SPP: Entergy Texas application to join MISO ‘premature’

The Southwest Power Pool (SPP) said Entergy Texas’s (ETI) application to join the Midwest ISO (MISO) is premature, should be found “not in the public interest,” and should be expressly denied before it is approved by operation of law on Oct. 28 (PUC Docket No. 40346; SOAH Docket No. 473-12-6206).

In an Aug. 31 brief on the matter filed concurrently with the Public Utility Commission of Texas (PUCT) and the State Office of Administrative Hearings (SOAH), SPP said “the ‘facts’ upon which the [original] application and the amended stipulation and settlement agreement [are based] are too indefinite and speculative” for the PUCT to approve either document.

The amended non-unanimous stipulation (NUS), which was the result of negotiations between ETI and other parties to the proceeding, “adds to the uncertainty and speculation contained in ETI’s original application,” SPP said.

SPP was not a party to the negotiations that resulted in the amended NUS.

In its brief, SPP asked that the PUCT explicitly deny ETI’s original application, which was filed on April 30.

By law, the commission has 180 days to act on the application or it is deemed approved by operation of law on the 181st day. “Therefore, unless the commission issues a final order denying ETI’s application by Oct. 27, the original application is approved effective Oct. 28,” SPP said in its filing. 

SPP calls the provisions contained in the amended NUS “speculative.”

“In place of such well-developed facts, the amended NUS asks the commission to substitute ‘conditions,’ with the hope that the commission can re-examine its decision in the future if the actual facts do not match the speculations upon which the application and the amended NUS are based,” SPP said in its brief.

However, the grid operator asserted that the state Public Utility Regulatory Act (PURA) does not grant the commission general authority to re-examine past decisions.

“While PURA has been amended since 1990, it has not been changed to grant the commission a general authority to re-examine its past adjudicative determinations,” SPP said. That means the PUCT would not be able to re-examine its decision at a later date on its own initiative if circumstances do not develop as anticipated in the amended NUS.

Because approving either the application or the amended NUS would be problematic, SPP says the PUCT “should find that approval of ETI’s application and the amended NUS are not in the public interest and reaffirm its prior decision in Docket No. 28818 (July 9, 2004) that ETI ‘should consider joining the Southwest Power Pool RTO,’” SPP said.

In its filing, SPP discussed 12 points related to the amended NUS and preliminary order issues.

SPP concluded the transfer would not be in the public interest as the analyses presented by ETI have overstated the benefits of joining MISO and overstated the costs of joining SPP. Accordingly, the grid operator said, SPP is the better alternative.

SPP asserted that ETI did not study the transmission constraints associated with a single point of connection between the ETI and MISO systems, overstated the value of MISO’s Day 2 market, and did not consider negative impacts the move would have on other Texas customers.

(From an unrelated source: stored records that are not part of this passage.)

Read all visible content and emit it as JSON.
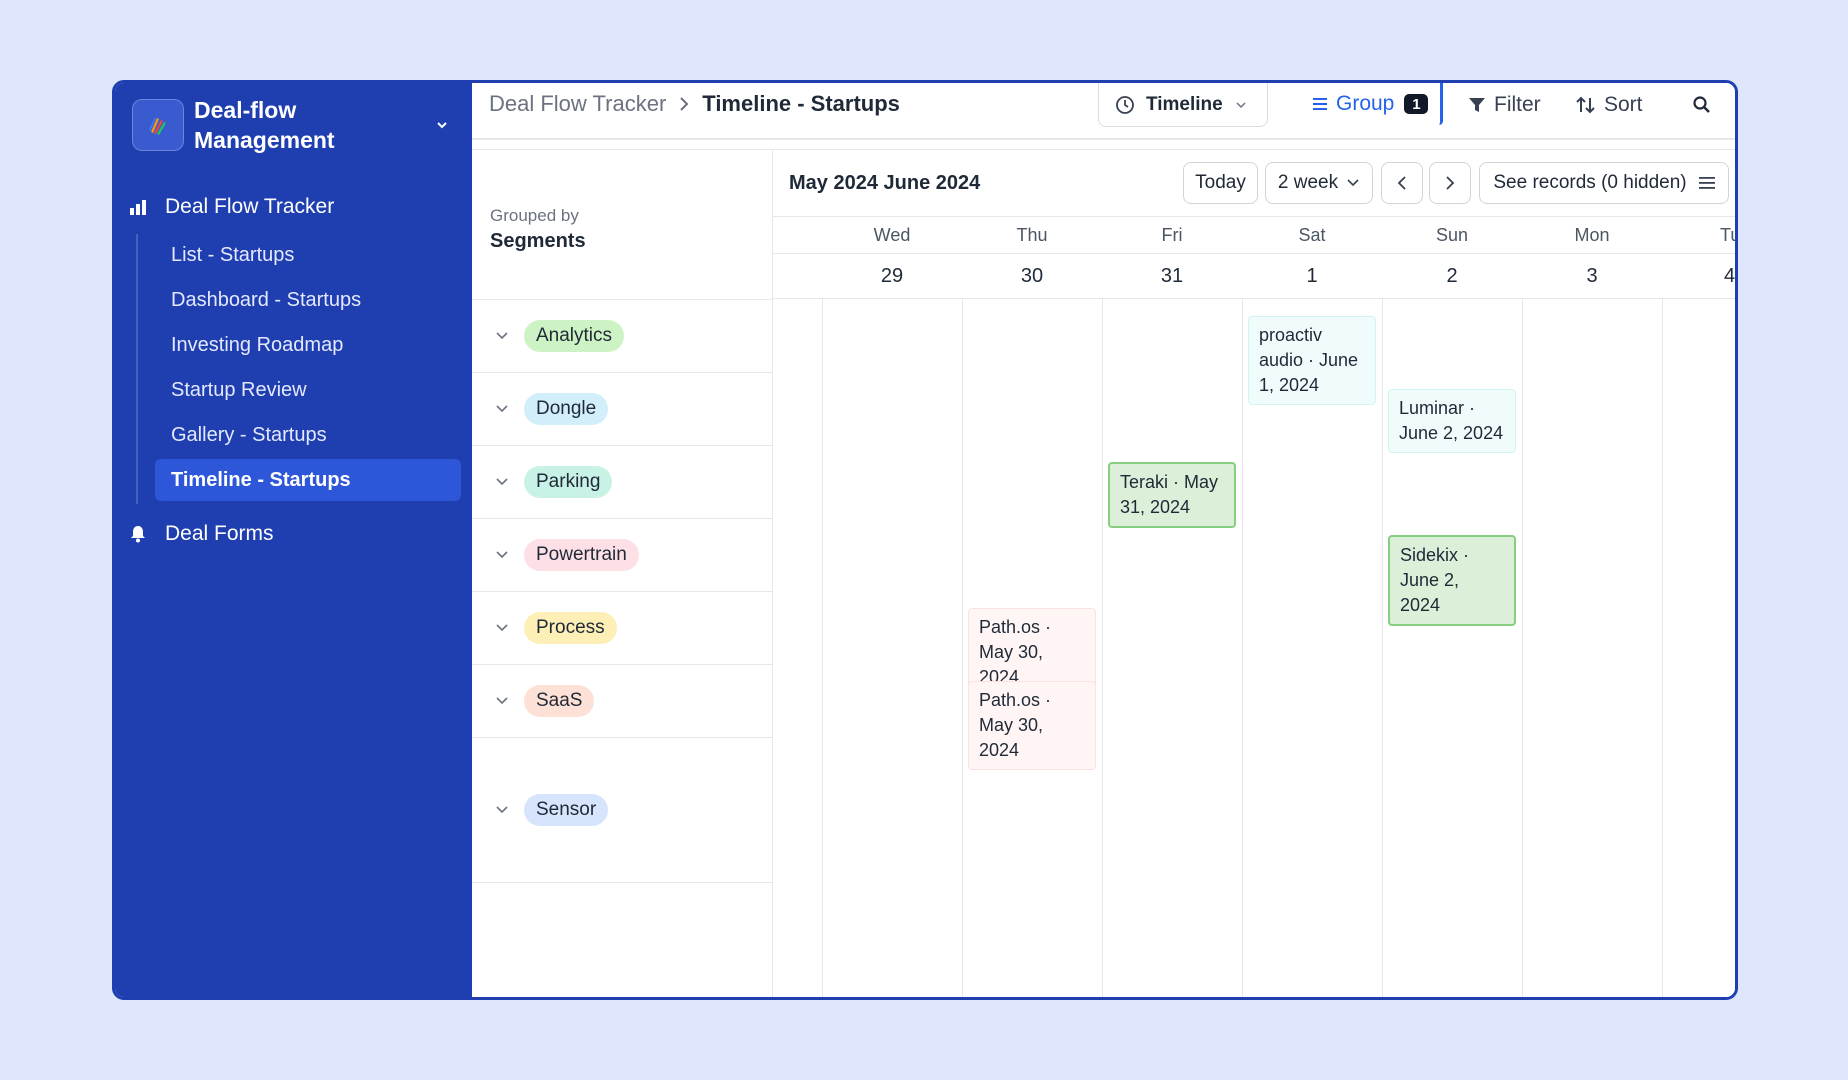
{
  "app": {
    "title": "Deal-flow Management"
  },
  "sidebar": {
    "section_main": "Deal Flow Tracker",
    "items": [
      {
        "label": "List - Startups"
      },
      {
        "label": "Dashboard - Startups"
      },
      {
        "label": "Investing Roadmap"
      },
      {
        "label": "Startup Review"
      },
      {
        "label": "Gallery - Startups"
      },
      {
        "label": "Timeline - Startups"
      }
    ],
    "section_forms": "Deal Forms"
  },
  "breadcrumb": {
    "parent": "Deal Flow Tracker",
    "current": "Timeline - Startups"
  },
  "toolbar": {
    "view": "Timeline",
    "group": "Group",
    "group_count": "1",
    "filter": "Filter",
    "sort": "Sort"
  },
  "group_panel": {
    "grouped_by_label": "Grouped by",
    "grouped_by_value": "Segments",
    "groups": [
      {
        "label": "Analytics",
        "color": "#cdf3c4"
      },
      {
        "label": "Dongle",
        "color": "#d2eefb"
      },
      {
        "label": "Parking",
        "color": "#c8f2e6"
      },
      {
        "label": "Powertrain",
        "color": "#fde0e6"
      },
      {
        "label": "Process",
        "color": "#fdefb6"
      },
      {
        "label": "SaaS",
        "color": "#fde1d6"
      },
      {
        "label": "Sensor",
        "color": "#d6e4fc"
      }
    ]
  },
  "timeline": {
    "month_label": "May 2024 June 2024",
    "today": "Today",
    "range": "2 week",
    "see_records": "See records (0 hidden)",
    "days": [
      {
        "name": "Wed",
        "date": "29"
      },
      {
        "name": "Thu",
        "date": "30"
      },
      {
        "name": "Fri",
        "date": "31"
      },
      {
        "name": "Sat",
        "date": "1"
      },
      {
        "name": "Sun",
        "date": "2"
      },
      {
        "name": "Mon",
        "date": "3"
      },
      {
        "name": "Tu",
        "date": "4"
      }
    ],
    "cards": [
      {
        "text": "proactiv audio · June 1, 2024"
      },
      {
        "text": "Luminar · June 2, 2024"
      },
      {
        "text": "Teraki · May 31, 2024"
      },
      {
        "text": "Sidekix · June 2, 2024"
      },
      {
        "text": "Path.os · May 30, 2024"
      },
      {
        "text": "Path.os · May 30, 2024"
      }
    ]
  }
}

SPP further said the ruling by the Arkansas Public Service Commission, that EAI’s joining MISO was not in the public interest, changes the analysis about costs and benefits of joining the midwest grid operator.

“ETI’s testimony only addresses the reliability, availability, and cost of service impacts based upon all Entergy OpCos moving to MISO,” SPP said in its brief.

SPP also said the proposed changes to the structure of the Organization of MISO states, the RTO’s regional-state committee, would not give Texas retail regulators authority.

“Under the current facts, ETI joining MISO is not in the public interest. There are too many uncertainties at this time and the Commission cannot issue a conditional order based on such unspecified terms,” SPP concludes.